    • CLONE Clones they query including its current state. Note that the results of the cloned query are not copied over.
    • DELETE Removes the query. Please note that queries are not deleted immediately. However, the results are. Queries will remain within the system for 30 days and are then deleted thereafter.

Workbench view

This is quite a useful feature. The Zercurity query workbench will allow you to construct and test queries before running the live against deployed Assets.

_images/osquery_workbench.png

Logs view

Shows you any returned results from your deployed Assets. This view is useful for helping to debug running queries.

_images/osquery_logs.png
  • Severity Log severity level. There are three severity levels; INFO, WARNING, ERROR and FATAL.

    • INFO Info messages are not logged.
    • WARNING Warning messages returned from the asset. Usually due to a miss-configuration or syntax error within the query.
    • ERROR Error messages are for severe errors.
    • FATAL Will result in the shutdown of the Osquery agent.
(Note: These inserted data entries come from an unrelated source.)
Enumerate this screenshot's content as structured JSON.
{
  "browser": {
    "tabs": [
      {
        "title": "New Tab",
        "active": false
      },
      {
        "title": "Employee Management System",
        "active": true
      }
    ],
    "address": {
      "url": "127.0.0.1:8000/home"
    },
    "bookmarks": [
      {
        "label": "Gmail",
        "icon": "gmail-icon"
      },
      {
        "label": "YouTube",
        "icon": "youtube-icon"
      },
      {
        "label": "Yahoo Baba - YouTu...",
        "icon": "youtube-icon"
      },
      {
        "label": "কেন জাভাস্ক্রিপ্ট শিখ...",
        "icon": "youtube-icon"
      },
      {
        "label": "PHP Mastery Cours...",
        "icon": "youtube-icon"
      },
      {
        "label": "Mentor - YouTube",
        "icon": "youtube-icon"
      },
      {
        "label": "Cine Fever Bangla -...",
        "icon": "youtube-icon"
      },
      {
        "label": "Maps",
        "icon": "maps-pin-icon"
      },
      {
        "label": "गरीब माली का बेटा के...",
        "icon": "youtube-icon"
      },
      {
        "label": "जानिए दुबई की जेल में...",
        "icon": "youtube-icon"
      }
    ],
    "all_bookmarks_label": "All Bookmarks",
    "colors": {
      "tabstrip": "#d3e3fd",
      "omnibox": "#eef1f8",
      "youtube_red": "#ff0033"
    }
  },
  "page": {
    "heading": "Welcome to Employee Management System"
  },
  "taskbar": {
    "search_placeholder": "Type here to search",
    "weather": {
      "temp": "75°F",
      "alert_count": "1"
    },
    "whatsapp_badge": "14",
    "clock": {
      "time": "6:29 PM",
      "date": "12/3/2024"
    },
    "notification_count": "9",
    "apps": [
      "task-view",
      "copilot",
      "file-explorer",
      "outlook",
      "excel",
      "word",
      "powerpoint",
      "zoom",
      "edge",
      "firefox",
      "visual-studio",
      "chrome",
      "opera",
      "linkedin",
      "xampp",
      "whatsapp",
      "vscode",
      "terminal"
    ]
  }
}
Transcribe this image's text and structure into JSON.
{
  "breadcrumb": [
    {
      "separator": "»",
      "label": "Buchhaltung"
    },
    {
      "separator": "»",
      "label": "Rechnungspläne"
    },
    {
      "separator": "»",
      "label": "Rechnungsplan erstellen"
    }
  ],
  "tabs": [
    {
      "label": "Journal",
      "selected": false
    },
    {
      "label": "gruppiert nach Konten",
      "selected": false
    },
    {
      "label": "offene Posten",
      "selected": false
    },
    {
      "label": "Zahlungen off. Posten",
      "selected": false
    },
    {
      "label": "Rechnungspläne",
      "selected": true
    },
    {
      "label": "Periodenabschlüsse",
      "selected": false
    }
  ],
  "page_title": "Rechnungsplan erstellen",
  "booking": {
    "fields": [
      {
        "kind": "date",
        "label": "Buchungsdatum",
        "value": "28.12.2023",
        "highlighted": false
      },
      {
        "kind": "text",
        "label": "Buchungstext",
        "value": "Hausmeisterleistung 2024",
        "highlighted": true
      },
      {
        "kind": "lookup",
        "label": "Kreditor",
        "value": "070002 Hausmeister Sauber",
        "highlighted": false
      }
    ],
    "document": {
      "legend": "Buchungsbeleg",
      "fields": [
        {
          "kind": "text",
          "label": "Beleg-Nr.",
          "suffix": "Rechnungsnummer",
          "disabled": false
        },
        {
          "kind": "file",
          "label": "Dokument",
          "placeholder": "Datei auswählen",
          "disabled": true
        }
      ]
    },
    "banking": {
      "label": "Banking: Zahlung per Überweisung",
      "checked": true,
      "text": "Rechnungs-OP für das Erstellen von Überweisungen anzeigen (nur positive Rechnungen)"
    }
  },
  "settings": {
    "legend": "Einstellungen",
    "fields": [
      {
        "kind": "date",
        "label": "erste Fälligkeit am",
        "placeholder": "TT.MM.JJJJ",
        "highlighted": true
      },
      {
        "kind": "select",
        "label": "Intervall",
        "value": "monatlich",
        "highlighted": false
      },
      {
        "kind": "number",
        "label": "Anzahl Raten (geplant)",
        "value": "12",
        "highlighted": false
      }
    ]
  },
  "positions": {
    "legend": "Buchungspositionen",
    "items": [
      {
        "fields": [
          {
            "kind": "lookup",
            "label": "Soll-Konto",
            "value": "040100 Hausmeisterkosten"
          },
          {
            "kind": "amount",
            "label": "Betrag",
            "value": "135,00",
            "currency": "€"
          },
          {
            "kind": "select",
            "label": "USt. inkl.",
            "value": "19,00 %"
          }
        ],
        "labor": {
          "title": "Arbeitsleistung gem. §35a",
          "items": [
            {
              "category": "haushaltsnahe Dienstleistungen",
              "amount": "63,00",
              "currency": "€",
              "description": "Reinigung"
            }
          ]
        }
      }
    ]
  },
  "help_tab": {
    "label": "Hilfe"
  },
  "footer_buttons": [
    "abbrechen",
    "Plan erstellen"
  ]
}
This is a critical failure.
  • Asset The name of the asset the log message originated from.

  • Query The query that generated the error. If there is no query defined in the field then the query was a system query.

  • Message A description of the logged event.

  • Timestamp The date and time that the event occurred.

Query results

Once you’ve clicked on a running query you’ll get the following view to display the results returned by the query.

_images/osquery_results.png

Osquery examples

Below we’ve provided a list of some cool queries of what Osquery can do. You can copy and paste there directly into your Zercurity workbench to try out on your running Assets.

You can find more information about Osquery’s schema Asset Query Schema 3.3.0 here.

Get hashes of running binaries

This query returns a list of the running processes on a given system. It also provides a SHA256 of the running binary.

SELECT h.sha256, p.pid, p.name, p.parent AS ppid, p2.name AS parent,
  u.username, (time.unix_time-(uptime.total_seconds-p.start_time)) AS execution_time,
  p.path, p.state, u.uid_signed AS uid
FROM processes AS p, uptime, time
 INNER JOIN processes AS p2 ON ppid = p2.pid
 INNER JOIN hash AS h ON h.path = p.path
 INNER JOIN users AS u ON u.uid = p.uid
 WHERE h.sha256 <> '' ORDER BY execution_time ASC;

Get open process sockets

This query returns a list of the open remote connections by a process running on the given host.

SELECT
  s.pid,
  p.name,
  local_address,
  remote_address,
  family,
  protocol,
  local_port,
  remote_port
FROM
  process_open_sockets AS s
  JOIN processes AS p ON s.pid = p.pid
WHERE
  remote_port NOT IN (0, 80, 443)
  AND remote_address NOT IN ("127.0.0.1")
  AND family = 2;

Mac OSX Firewall enabled

This query checks whether that for a given Mac OSX host the firewall is enabled. It does this by checking whether the globalstate key in com.apple.alf.plist has the value 1.

SELECT
  *
FROM
  plist
WHERE
  path = '/Library/Preferences/com.apple.alf.plist'
  AND KEY = 'globalstate'
  AND value <> '1';